As expected, implementation of the new VAT code has been greeted with loud protests. It reminded me of the famous quote by the 18th century British statesman Edmund Burke: “To tax and to please, no more than to love and to be wise, is not given to men.”
Indeed, all taxes are inherently unpopular. What I don’t understand is why we don’t make as much noise when the government is expanding unsustainably- and stand by as we watch the political elite burst the budget by devoting a disproportionate share of taxpayer money on buying expensive limousines.
Tax and spend has been the unspoken mantra of the government for the last ten years. VAT is only one side of the issue. The other side of taxation is the spending done by the State. And here things are really out of control. The government has become too big and hence the pressure for more revenues.
That is why as we debate the impact of the new VAT regime on consumer prices, we must also look at the expenditure side as well. Indeed, the elephant in the room here is the ballooning of government spending. This is how we have ended up with the VAT code we are now complaining too loudly about.
Broadly and looking at the numbers, here is how the government spends the money it collects from us. The largest share of our taxes is consumed by the political sector, namely Parliament, the presidency, the Judiciary, constitutional commissions, ministries and departments dealing with administration.
We also know that a far greater proportion of this money is consumed in wages, expensive cars and grotesquely furnished offices.
The second largest consumer of our taxes is the category known as Consolidated Fund Services, money spent on servicing public debt, pensions, statutory obligations and salaries of holders of constitutional offices.

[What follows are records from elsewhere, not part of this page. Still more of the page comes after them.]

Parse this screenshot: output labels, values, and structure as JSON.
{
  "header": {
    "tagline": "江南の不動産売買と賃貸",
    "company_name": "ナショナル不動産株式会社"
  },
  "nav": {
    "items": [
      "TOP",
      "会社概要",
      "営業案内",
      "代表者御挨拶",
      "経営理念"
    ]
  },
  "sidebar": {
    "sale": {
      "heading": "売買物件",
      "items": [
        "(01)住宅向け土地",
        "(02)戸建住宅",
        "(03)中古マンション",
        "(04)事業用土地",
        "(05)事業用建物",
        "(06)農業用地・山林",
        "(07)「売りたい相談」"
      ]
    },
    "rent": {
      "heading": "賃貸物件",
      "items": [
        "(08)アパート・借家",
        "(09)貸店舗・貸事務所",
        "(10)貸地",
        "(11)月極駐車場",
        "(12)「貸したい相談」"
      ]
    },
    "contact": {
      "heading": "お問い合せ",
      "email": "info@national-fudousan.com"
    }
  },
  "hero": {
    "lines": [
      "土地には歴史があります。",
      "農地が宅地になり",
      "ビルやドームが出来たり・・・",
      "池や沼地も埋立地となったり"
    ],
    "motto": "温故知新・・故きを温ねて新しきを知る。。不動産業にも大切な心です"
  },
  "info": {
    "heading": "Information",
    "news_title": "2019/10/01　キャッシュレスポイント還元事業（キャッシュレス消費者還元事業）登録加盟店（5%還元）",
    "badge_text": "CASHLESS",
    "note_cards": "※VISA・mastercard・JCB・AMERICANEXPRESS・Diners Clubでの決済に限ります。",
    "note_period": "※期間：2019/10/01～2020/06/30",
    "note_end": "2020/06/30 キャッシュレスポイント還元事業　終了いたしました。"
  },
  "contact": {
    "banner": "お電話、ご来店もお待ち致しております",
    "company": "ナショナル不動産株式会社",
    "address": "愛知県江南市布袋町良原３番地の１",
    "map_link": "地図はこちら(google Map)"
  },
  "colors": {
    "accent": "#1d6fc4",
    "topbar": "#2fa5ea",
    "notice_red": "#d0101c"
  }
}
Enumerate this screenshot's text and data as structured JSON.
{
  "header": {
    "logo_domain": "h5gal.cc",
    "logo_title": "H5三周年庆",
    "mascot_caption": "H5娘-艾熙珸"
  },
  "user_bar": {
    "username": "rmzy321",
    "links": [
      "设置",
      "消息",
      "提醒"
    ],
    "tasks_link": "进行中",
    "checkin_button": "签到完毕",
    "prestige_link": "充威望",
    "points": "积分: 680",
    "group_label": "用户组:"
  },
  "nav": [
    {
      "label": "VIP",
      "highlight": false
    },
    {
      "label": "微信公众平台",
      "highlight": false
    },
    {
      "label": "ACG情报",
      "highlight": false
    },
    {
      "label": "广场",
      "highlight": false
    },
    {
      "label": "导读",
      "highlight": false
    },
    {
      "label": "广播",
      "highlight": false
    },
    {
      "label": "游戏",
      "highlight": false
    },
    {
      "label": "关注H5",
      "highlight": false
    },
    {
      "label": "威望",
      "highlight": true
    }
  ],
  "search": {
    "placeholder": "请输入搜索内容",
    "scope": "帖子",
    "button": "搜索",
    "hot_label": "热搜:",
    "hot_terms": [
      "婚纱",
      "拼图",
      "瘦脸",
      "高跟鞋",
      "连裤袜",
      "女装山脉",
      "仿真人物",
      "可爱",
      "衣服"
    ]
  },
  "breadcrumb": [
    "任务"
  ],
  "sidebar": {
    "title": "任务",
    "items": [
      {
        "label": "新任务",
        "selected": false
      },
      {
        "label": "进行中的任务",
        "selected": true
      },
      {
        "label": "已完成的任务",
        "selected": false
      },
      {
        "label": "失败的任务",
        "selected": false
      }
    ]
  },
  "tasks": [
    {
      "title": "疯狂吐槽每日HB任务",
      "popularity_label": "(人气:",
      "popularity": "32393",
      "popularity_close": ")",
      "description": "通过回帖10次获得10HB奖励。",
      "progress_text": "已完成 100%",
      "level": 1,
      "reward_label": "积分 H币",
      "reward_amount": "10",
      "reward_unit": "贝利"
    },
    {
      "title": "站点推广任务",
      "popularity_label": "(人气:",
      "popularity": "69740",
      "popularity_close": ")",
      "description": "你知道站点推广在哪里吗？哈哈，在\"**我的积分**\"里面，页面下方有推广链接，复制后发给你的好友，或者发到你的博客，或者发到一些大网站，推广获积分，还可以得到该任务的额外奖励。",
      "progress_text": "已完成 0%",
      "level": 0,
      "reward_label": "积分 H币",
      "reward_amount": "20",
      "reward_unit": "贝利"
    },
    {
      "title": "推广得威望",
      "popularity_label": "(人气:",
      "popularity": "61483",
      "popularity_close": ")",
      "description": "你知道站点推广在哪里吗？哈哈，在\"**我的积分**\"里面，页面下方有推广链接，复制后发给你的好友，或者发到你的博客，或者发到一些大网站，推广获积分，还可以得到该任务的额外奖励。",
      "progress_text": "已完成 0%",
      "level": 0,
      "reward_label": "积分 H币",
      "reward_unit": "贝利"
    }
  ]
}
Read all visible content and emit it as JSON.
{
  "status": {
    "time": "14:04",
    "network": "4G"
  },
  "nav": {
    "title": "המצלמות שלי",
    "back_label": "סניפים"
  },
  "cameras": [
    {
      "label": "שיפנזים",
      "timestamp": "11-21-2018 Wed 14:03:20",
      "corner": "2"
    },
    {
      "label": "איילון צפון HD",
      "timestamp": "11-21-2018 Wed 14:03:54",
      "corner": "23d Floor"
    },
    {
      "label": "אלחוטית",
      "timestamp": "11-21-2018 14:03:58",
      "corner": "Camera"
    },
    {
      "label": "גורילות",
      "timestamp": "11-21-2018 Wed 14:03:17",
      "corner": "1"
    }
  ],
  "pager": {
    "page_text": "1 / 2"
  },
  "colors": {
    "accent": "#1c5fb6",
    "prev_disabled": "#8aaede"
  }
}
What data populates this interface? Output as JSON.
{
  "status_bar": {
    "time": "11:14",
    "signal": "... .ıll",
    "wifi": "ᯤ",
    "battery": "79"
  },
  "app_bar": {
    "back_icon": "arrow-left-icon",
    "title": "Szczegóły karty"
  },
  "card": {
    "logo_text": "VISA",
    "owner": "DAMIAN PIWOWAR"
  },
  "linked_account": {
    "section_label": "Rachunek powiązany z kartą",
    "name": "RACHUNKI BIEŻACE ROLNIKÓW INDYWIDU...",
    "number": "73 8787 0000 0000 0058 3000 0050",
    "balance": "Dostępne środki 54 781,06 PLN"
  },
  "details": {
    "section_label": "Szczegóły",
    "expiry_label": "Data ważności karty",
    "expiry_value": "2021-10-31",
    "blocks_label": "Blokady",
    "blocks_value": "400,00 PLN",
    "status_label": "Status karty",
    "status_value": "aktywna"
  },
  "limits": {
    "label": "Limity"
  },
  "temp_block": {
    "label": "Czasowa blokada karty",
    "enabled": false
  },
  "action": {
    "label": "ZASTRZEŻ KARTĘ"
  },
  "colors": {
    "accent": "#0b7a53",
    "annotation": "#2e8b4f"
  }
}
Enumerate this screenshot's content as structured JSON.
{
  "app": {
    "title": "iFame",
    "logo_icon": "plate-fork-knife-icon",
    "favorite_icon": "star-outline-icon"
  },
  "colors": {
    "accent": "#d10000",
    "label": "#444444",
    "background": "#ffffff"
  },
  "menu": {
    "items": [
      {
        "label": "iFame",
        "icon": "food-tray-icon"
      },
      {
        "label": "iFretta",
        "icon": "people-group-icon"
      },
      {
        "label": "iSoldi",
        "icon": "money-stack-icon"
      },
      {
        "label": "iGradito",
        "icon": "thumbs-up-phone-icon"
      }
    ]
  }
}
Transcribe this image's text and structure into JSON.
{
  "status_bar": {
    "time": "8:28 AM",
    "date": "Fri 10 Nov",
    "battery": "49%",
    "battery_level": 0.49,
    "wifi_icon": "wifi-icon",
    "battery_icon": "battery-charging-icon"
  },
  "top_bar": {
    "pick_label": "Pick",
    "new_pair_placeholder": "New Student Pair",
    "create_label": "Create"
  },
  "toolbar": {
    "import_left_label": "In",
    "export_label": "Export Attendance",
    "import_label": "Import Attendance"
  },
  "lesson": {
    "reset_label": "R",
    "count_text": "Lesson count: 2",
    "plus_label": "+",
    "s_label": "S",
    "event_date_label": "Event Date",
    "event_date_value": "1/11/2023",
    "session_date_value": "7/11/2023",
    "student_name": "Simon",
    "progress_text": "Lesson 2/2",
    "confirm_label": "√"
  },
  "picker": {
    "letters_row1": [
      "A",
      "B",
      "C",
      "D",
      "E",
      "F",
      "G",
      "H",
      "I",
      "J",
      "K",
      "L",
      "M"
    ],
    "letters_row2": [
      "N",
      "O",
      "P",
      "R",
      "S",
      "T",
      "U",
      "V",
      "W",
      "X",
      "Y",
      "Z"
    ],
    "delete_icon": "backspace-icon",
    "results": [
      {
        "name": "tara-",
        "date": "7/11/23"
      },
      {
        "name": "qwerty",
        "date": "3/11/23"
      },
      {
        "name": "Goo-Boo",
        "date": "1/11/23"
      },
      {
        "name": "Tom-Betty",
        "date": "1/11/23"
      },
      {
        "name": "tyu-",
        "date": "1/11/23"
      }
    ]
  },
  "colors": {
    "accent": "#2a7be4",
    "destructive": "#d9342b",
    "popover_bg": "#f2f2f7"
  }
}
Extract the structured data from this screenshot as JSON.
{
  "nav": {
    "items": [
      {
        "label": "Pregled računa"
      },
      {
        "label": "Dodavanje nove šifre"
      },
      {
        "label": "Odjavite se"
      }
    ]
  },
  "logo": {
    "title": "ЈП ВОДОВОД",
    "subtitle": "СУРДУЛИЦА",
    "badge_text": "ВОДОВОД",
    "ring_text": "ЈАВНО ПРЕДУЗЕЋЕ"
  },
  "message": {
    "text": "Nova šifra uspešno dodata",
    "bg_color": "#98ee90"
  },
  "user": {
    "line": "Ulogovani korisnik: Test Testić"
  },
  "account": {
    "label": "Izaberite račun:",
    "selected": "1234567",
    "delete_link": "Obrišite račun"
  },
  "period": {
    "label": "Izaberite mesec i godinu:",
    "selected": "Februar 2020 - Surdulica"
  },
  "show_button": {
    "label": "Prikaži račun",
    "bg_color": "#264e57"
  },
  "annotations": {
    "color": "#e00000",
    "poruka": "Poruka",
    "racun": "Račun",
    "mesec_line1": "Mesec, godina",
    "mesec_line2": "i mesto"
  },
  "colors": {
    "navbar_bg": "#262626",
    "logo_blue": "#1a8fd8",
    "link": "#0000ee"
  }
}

The public debt has risen unsustainably to 54 per cent of the GDP. The third category are autonomous government agencies such as public universities, public funded research bodies and parastatals, including regional development authorities.
The pertinent question, therefore, is the following: should it, really, surprise that there is more and more pressure on the government to raise more tax revenues.
Clearly, the oppressive the VAT regime we are now complaining about is just but the price we are paying for allowing the budget of Parliament, the Judiciary and constitutional commissions to expand almost five-fold in just over five years.
Today, the parking lots of Parliament and the Judiciary are a theatre of obscene opulence. Displayed there are expensive four-wheel drive vehicles and limousines purchased at the expense of the taxpayer.
We are a country of major contradictions. We don’t’ spend enough on maintain roads. Yet we will be the first to invoke bad roads as justification for allowing the political class to purchase fuel guzzlers.
We pay hefty salaries to MPs, judges and governors. But fully trained nurses and paramedics out of medical training colleges take years to be absorbed in rural dispensaries.
Graduates from State-owned primary teacher training colleges wait for years to be absorbed in primary schools. This is despite the fact that we have pathetic pupil-teacher ratios and notwithstanding the fact that the government has been running a free primary school programme for in excess of ten years.
University graduates in specialised disciplines such as veterinary medicine, civil engineering and agricultural economics tarmac for years and are unable to secure jobs in the civil service.
While our politicians obsess with the new VAT code, the problem of too much government is studiously avoided.
We should be engaged in a fact-based policy debate about balancing spending with tax reform.